|Another take on Pandemonium
||[Jun. 1st, 2010|12:58 pm]
John Constantine: Hellblazer
Originally I added this to the comments in hohaiyee's post, but then I figured, Ahhhh, heck, might as well post it out here.
Anyway, returning to this because I finally grabbed Pandemonium during my monthly pilgrimage to ye olde comic shop, and I find I agree with hohaiyee on some points but not on others.
I didn't feel that the writing lacked life. The narration felt very noir--cynical, spiritually battered, even cruel, but blackly vital, despite John's running commentary on his own "maturity." (Which is sort of funny because oh, John, you're so not. And you know it.)

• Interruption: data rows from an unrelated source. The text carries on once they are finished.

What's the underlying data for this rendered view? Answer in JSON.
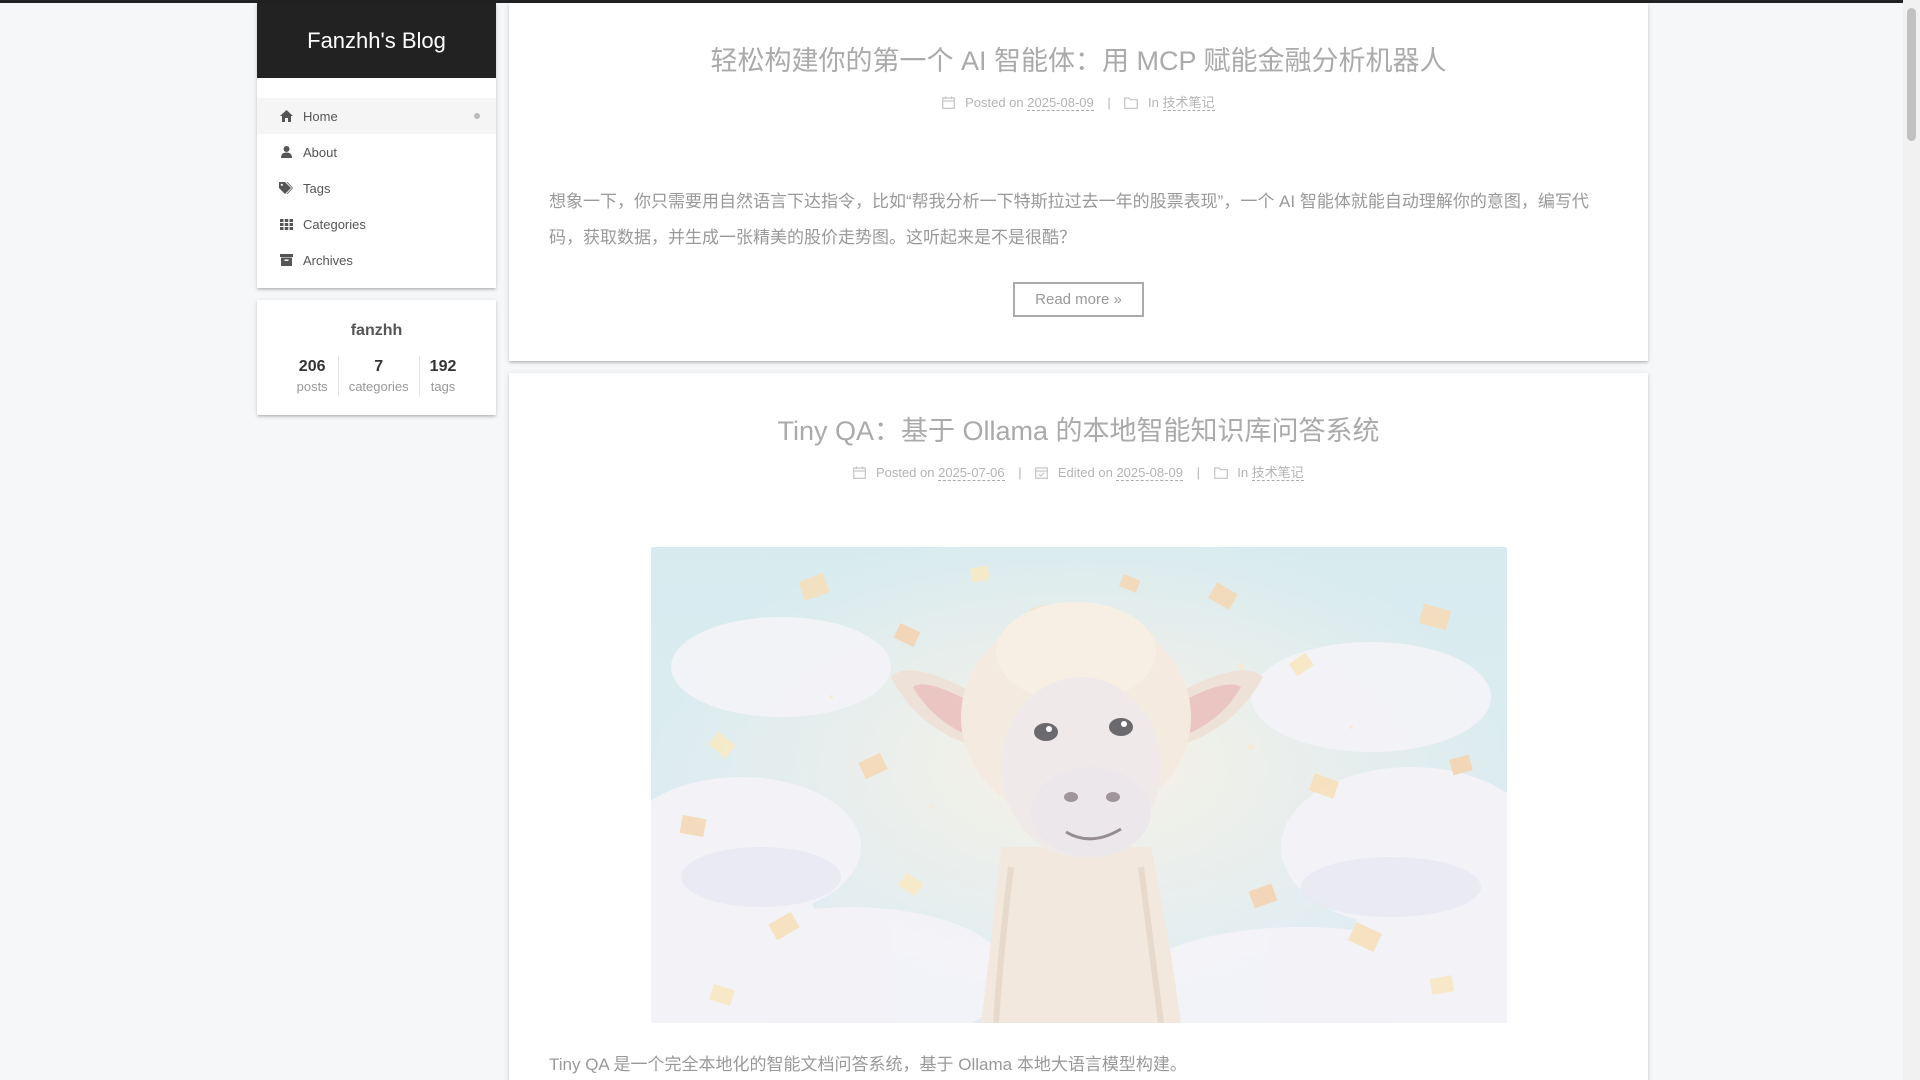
{
  "site": {
    "title": "Fanzhh's Blog"
  },
  "nav": {
    "items": [
      {
        "label": "Home",
        "icon": "home-icon"
      },
      {
        "label": "About",
        "icon": "user-icon"
      },
      {
        "label": "Tags",
        "icon": "tags-icon"
      },
      {
        "label": "Categories",
        "icon": "grid-icon"
      },
      {
        "label": "Archives",
        "icon": "archive-icon"
      }
    ]
  },
  "author": {
    "name": "fanzhh",
    "stats": [
      {
        "count": "206",
        "label": "posts"
      },
      {
        "count": "7",
        "label": "categories"
      },
      {
        "count": "192",
        "label": "tags"
      }
    ]
  },
  "posts": [
    {
      "title": "轻松构建你的第一个 AI 智能体：用 MCP 赋能金融分析机器人",
      "posted_label": "Posted on",
      "posted_date": "2025-08-09",
      "in_label": "In",
      "category": "技术笔记",
      "excerpt": "想象一下，你只需要用自然语言下达指令，比如“帮我分析一下特斯拉过去一年的股票表现”，一个 AI 智能体就能自动理解你的意图，编写代码，获取数据，并生成一张精美的股价走势图。这听起来是不是很酷？",
      "read_more": "Read more »"
    },
    {
      "title": "Tiny QA：基于 Ollama 的本地智能知识库问答系统",
      "posted_label": "Posted on",
      "posted_date": "2025-07-06",
      "edited_label": "Edited on",
      "edited_date": "2025-08-09",
      "in_label": "In",
      "category": "技术笔记",
      "excerpt": "Tiny QA 是一个完全本地化的智能文档问答系统，基于 Ollama 本地大语言模型构建。"
    }
  ]
}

The tremendous sense of deadness (IMO) came from the art, which I agree was just grueling. When he faces Nergal, however, I notice suddenly he's standing straight and tall, and when his head goes down it's only because he's looking at people sidewise. Also I noticed that this interlude is the only point in the book where any real, vibrant color is present. It's almost as if Hell is more real and alive than the real world. And isn't that a despressing thought.
For that matter the plot had a similar effect, though it's Hellblazer so what should I expect there? Humanity is disempowered even from our own violence in this story, both by supernatural powers and by bureaucrats so aloof and autocratic that they come off almost as supernatural themselves. I'm left with a vision of your average person as a puppet or a game piece in the schemes of the mighty, not just the soldiers but John and the woman as well. I imagine this is the point; Delano makes it pretty clear that nothing really changes when it comes to power, and everything he was commenting on in his original run during the Thatcher years is still right there (including the cameras; the surveillance state began to become an issue under her administration), and still the same flavor of bleak.
But the art is still horrible and lifeless.
ETA: Oh, hey, I was going to end it there, but something just occurred to me. Until now I was thinking that Pandemonium really didn't bring anything to John's character other than "Hey, look at him getting old these days." But now that I think of it, seeing Delano on Hellblazer again made me realize that John's response to all this is significantly nastier than I think it would've been back in the early days. I've been rereading some favorite Hellblazer arcs since the finale of Supernatural put me in the mood (*cough*), and it hadn't struck me till now, with this chance to directly compare Delano's original interpretation of John with this older, more experienced version, how much John has hardened. I mean, he was never a nice guy, but back then he hesitated to put a gun to a serial killer's head and pull the trigger. Now, despite his enduring distaste for hands-on violence, I doubt he'd balk much at the same situation. Discuss?